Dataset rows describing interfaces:
=== Begin Enclosure ===

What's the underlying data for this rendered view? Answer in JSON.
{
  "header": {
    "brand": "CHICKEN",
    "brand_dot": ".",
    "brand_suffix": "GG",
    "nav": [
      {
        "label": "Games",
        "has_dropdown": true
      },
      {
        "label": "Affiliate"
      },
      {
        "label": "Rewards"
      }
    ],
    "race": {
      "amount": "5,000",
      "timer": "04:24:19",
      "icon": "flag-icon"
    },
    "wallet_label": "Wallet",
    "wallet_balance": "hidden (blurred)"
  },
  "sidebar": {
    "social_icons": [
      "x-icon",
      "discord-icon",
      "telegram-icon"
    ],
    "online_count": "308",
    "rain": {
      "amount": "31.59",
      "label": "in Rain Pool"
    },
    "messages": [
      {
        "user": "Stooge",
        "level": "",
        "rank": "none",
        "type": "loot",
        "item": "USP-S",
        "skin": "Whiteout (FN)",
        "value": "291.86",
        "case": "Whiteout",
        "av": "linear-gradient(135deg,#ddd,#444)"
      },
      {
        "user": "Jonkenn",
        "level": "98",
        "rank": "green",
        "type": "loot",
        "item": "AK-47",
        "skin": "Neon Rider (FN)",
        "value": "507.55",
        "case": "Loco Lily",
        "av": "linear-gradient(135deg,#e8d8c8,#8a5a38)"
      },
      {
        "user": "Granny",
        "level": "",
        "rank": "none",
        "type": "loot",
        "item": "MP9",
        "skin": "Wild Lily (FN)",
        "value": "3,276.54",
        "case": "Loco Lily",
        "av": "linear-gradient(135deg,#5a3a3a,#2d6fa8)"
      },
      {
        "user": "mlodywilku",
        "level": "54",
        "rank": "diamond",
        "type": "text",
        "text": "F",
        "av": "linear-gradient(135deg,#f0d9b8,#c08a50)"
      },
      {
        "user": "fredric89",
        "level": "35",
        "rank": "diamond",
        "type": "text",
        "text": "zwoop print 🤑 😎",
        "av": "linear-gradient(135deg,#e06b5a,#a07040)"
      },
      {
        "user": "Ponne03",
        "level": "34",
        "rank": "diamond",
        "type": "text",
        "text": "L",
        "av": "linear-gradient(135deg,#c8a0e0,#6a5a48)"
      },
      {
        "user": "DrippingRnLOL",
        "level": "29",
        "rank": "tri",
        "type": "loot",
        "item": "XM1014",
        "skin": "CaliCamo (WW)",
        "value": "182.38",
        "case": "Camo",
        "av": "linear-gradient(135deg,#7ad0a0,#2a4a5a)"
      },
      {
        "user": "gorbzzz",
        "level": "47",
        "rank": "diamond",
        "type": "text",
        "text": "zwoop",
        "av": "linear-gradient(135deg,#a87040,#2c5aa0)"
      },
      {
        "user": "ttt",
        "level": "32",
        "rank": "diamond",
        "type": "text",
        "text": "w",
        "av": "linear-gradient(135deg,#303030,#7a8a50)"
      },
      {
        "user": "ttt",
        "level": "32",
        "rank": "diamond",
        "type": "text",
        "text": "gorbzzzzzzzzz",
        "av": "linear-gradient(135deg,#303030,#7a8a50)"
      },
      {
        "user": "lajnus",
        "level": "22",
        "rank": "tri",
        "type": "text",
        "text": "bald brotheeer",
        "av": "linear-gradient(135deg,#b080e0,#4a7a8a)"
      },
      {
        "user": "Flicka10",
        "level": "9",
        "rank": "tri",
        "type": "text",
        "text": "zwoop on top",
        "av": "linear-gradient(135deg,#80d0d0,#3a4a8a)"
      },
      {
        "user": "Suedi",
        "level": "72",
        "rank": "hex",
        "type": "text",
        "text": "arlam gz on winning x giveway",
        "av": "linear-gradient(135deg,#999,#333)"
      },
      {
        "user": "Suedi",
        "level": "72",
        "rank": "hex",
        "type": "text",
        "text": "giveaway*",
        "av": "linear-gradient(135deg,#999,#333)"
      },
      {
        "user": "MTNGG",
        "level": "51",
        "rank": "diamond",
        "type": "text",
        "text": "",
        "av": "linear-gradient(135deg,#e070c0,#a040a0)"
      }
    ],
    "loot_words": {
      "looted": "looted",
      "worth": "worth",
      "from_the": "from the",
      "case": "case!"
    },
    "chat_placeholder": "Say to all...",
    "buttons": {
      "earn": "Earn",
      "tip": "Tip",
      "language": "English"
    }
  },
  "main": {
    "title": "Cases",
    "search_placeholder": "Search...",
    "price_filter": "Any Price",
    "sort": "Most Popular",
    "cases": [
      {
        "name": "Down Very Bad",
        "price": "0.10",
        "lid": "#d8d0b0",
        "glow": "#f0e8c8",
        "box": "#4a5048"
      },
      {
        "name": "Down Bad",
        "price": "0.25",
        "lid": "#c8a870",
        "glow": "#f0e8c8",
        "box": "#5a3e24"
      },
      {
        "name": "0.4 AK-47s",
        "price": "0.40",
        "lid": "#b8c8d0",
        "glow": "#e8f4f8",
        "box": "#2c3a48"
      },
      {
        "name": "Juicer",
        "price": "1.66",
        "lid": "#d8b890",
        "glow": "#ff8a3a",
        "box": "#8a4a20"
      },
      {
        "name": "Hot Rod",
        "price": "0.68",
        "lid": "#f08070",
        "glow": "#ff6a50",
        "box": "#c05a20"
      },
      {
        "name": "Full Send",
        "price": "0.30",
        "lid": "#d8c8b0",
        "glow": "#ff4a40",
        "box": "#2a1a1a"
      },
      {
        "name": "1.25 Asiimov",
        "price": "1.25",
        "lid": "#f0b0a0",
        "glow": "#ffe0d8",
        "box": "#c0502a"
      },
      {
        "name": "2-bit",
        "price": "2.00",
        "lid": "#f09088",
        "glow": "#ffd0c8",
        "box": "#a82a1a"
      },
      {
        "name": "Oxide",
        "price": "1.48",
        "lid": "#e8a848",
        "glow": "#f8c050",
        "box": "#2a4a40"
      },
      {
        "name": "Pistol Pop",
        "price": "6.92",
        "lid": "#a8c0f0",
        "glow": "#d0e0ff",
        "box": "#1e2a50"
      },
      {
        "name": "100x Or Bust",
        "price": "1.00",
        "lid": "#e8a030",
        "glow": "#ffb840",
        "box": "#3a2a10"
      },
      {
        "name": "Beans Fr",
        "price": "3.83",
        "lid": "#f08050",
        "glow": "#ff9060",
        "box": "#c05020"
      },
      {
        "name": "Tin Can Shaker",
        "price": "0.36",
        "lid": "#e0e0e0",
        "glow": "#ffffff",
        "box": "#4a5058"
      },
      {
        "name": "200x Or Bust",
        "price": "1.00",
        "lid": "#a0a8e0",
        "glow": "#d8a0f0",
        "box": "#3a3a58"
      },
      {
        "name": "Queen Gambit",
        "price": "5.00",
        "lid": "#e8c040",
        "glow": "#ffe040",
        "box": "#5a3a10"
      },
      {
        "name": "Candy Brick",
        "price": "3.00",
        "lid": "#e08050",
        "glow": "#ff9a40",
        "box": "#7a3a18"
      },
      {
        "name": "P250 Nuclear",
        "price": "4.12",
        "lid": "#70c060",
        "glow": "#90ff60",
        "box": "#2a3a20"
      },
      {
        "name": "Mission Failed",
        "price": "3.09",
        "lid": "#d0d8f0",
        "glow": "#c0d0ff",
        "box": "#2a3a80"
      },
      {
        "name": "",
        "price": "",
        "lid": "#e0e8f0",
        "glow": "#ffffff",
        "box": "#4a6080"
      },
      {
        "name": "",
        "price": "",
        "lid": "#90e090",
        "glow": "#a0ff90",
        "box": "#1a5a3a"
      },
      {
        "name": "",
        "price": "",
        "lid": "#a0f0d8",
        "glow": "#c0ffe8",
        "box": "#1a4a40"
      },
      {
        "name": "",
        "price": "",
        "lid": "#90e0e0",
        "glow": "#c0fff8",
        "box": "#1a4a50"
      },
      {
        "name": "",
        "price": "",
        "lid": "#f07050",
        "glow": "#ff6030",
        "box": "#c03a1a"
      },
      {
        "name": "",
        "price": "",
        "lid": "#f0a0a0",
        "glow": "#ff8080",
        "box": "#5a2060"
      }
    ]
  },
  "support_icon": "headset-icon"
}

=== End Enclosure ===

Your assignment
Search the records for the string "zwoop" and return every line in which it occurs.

Exercise answer
        "text": "zwoop print 🤑 😎",
        "text": "zwoop",
        "text": "zwoop on top",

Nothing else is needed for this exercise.